▶ **Work task**
Return every line from the records below that has the word "Disk".

-------- The input

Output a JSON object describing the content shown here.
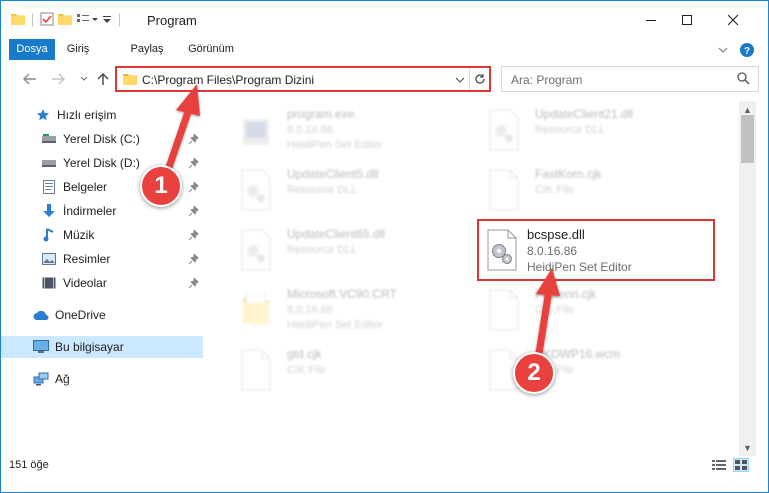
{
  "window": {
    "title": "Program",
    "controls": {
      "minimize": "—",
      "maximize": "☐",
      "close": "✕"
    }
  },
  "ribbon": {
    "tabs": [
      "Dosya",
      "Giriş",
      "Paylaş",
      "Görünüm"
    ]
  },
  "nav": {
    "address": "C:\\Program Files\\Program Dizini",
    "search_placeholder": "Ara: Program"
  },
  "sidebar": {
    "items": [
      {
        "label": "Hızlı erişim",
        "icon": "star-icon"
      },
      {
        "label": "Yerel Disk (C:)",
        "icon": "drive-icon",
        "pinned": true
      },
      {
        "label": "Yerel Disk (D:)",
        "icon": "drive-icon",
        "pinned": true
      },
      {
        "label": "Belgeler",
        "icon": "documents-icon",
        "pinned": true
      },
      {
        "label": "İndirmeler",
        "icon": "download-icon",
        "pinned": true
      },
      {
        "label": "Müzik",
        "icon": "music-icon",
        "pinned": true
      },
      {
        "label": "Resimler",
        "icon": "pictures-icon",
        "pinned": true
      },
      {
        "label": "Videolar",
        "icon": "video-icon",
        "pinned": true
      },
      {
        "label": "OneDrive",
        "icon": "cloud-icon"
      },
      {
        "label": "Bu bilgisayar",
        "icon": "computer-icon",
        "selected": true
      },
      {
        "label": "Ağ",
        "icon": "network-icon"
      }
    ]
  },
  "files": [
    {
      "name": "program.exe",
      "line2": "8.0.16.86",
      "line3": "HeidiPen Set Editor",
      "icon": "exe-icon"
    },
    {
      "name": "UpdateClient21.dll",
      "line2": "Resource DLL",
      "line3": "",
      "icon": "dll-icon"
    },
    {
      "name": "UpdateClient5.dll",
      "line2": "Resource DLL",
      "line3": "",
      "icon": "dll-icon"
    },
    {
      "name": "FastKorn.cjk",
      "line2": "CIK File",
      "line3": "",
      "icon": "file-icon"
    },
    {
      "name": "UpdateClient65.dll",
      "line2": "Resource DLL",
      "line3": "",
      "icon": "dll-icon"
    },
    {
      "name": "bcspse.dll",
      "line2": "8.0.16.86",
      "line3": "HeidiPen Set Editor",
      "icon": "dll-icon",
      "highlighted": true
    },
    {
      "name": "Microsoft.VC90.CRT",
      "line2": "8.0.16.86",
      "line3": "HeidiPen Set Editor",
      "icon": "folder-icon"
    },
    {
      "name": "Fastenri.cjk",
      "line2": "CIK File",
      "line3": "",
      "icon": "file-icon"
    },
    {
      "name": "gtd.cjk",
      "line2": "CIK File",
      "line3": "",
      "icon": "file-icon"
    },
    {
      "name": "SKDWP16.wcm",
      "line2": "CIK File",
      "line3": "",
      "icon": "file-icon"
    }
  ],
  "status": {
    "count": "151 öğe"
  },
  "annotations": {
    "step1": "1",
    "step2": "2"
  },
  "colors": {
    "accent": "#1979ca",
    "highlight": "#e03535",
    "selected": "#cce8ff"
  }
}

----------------
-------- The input

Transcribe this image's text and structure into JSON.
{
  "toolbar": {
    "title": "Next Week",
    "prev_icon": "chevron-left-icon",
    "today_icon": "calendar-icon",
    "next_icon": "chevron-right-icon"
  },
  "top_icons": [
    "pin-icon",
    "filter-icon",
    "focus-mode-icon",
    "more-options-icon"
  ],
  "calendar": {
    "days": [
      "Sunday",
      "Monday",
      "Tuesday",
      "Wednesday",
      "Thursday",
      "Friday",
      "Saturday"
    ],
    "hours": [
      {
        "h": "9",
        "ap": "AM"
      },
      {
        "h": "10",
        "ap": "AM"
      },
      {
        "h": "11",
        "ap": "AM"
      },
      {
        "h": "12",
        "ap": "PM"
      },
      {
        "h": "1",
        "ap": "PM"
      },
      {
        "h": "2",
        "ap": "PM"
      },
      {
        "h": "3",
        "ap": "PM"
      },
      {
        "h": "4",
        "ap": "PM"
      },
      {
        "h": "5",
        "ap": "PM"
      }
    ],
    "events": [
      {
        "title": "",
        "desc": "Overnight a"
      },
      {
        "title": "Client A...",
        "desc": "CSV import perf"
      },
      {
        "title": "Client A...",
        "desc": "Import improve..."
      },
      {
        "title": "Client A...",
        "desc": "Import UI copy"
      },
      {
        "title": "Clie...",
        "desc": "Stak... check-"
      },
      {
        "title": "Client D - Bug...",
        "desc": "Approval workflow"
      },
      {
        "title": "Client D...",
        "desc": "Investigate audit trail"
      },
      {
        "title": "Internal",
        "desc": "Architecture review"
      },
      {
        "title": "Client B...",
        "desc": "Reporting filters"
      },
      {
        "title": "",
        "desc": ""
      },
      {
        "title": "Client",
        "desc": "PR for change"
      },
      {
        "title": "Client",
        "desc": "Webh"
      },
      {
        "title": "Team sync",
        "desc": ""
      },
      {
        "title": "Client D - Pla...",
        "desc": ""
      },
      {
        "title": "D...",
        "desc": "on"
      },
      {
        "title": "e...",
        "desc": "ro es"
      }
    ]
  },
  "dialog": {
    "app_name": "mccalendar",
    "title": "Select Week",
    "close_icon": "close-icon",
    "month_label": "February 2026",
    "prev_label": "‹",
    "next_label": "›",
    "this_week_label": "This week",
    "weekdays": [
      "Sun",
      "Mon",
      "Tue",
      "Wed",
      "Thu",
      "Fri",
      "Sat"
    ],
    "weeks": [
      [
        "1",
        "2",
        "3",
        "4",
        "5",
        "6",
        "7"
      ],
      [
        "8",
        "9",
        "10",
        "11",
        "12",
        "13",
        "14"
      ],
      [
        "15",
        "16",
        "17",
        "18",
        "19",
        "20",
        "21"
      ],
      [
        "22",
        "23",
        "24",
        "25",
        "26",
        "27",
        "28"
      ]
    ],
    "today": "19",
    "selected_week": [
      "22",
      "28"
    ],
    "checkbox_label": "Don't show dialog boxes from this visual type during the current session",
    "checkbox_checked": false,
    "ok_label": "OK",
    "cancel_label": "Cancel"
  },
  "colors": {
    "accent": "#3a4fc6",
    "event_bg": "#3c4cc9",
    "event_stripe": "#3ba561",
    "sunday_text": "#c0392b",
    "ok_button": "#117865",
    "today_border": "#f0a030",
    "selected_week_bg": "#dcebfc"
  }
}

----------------

▶ **Response area**
        "label": "Yerel Disk (C:)",
        "label": "Yerel Disk (D:)",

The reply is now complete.